“It helped that I did not grow up in the jewelry business,” Chris concludes. “I was able to see that there was no liquid market for jewelry; no jewelry stock market, so to speak,” he continues. “Before Circa, customers got no respect and had to go all over the place to sell a prized family bijoux, and they were always offered the lowest possible price. For most jewelers, buying a vintage piece was only an opportunity; it did not really impact the company’s overall business. We are able to offer economies of scale and can pay more. We are also the only national and international name brand in the jewelry buying business.”

To stay on top of things, Circa has 50 employees (who speak eight languages) in six offices: New York, with nine expert buyers who share seven appraisal rooms; Chicago; San Francisco; Washington, DC; Palm Beach; and Hong Kong, where sellers often make an event of an appointment and come in groups of four or five. The company will finish adding offices in Boston, Philadelphia, and Miami this year and will open in Paris in 2009.

Circa’s experts evaluating a piece.
They have weekly meetings via the Skype satellite phone system (along with special Circa cameras), and the experts are brought to the company’s New York headquarters five or six times every year for about a week at a time.

Does Chris have a favorite type of jewelry? Sure does. It’s watches, and Chris will often buy them for himself. He loves and is inspired by the Art Deco period, particularly Cartier, and he is a connoisseur of Raymond Yard designs (recently purchasing a platinum and gemstone charm bracelet created by this former jeweler to New York’s social elite during a trip to California).

Back to business, Chris is particularly proud of three pieces of jewelry that have passed through the portals of Circa: a 19th Century Russian diamond necklace; a 50-carat cushion-cut canary yellow diamond that Chris purchased in Geneva and dubbed the “Circa Diamond”, and a late 18th Century English tiara. But it isn’t just the jewelry that motivates this entrepreneur. “We not only created something new, I can’t think of a more creative business than Circa. It is also a place where the people in it can change and grow. Underneath it all, I believe in a meritocracy where people who have ideas and are self made can achieve.”
Platinum, Sapphire and Diamond Boucheron ear clips. Van Cleef and Arpels Stone Encrusted Bird Pins.
Polo is perhaps the most visible expression of Chris’ can-do philosophy. Like so many of us, Chris had a penchant for horses when he was a youngster but no way of indulging his interest. With the initial success of Circa, Chris used profits to sponsor polo matches, because the game involved horses and had a luxury profile not unlike his high-end jewelry business. About three years ago, an article in The New York Times focusing on the Southampton Polo Club inspired a spontaneous trip to the East End. “I had to fudge my riding experience since I had none,” but that day on a polo pony was the impetus for Chris’ dedicated hobby.

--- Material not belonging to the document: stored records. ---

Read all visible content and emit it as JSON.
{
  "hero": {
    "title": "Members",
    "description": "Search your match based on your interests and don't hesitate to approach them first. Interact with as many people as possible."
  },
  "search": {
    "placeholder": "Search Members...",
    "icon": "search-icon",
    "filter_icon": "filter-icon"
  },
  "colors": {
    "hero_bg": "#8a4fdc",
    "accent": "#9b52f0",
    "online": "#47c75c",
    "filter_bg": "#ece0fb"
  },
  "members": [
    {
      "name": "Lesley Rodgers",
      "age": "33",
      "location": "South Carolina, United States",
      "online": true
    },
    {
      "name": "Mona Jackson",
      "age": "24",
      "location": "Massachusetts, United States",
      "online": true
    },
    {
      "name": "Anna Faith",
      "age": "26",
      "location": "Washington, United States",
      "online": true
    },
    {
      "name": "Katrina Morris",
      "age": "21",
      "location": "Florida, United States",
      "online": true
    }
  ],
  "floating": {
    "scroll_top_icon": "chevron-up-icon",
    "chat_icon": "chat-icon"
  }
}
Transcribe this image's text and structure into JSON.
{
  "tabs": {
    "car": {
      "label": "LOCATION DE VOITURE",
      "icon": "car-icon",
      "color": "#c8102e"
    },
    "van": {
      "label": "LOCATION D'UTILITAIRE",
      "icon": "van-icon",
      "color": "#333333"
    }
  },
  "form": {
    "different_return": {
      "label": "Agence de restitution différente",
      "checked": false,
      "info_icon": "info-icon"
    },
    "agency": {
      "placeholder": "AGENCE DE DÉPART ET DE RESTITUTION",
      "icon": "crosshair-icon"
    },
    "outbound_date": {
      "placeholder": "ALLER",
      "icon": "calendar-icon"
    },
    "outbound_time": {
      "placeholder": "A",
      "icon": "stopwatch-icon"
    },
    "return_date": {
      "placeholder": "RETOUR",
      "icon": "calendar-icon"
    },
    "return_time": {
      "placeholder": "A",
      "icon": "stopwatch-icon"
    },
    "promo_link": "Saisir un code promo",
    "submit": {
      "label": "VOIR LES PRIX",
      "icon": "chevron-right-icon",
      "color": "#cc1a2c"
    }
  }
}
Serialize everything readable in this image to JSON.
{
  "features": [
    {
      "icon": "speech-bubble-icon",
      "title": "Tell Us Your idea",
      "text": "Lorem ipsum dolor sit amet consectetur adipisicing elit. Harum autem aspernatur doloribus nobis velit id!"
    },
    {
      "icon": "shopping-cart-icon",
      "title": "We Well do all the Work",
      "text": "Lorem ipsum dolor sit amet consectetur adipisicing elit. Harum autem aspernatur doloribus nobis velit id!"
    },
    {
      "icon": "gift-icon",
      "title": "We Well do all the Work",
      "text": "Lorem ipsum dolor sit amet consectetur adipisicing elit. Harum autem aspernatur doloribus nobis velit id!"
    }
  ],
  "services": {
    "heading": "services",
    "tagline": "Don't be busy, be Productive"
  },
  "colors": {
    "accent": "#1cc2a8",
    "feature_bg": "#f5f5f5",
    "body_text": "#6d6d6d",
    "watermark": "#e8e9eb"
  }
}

A quick study, he began playing polo right away and already owns his own Polo Team, playing the circuit in New York, Argentina, and Palm Beach. On his own time, the divorcé can be spotted on Long Island’s East End, having one of the tasty breakfasts at Estia in Sag Harbor or spending private time with his 8 year-old son and six year-old daughter who are definitely off-limits to the public.
Clockwise from top left: 10.14 Harry Winston Diamond Emerald Cut Platinum Ring; Pair of Platinum, Ruby, Sapphire, and Diamond Deco Bracelets; Silver and Gold Diamond Victorian Flower Pin; Victorian 1940’s yellow gold and diamond pin and earring set.
Platinum, Diamond and Pearl Edwardian Bow Pin. Silver and Gold old cut diamond Victorian chain.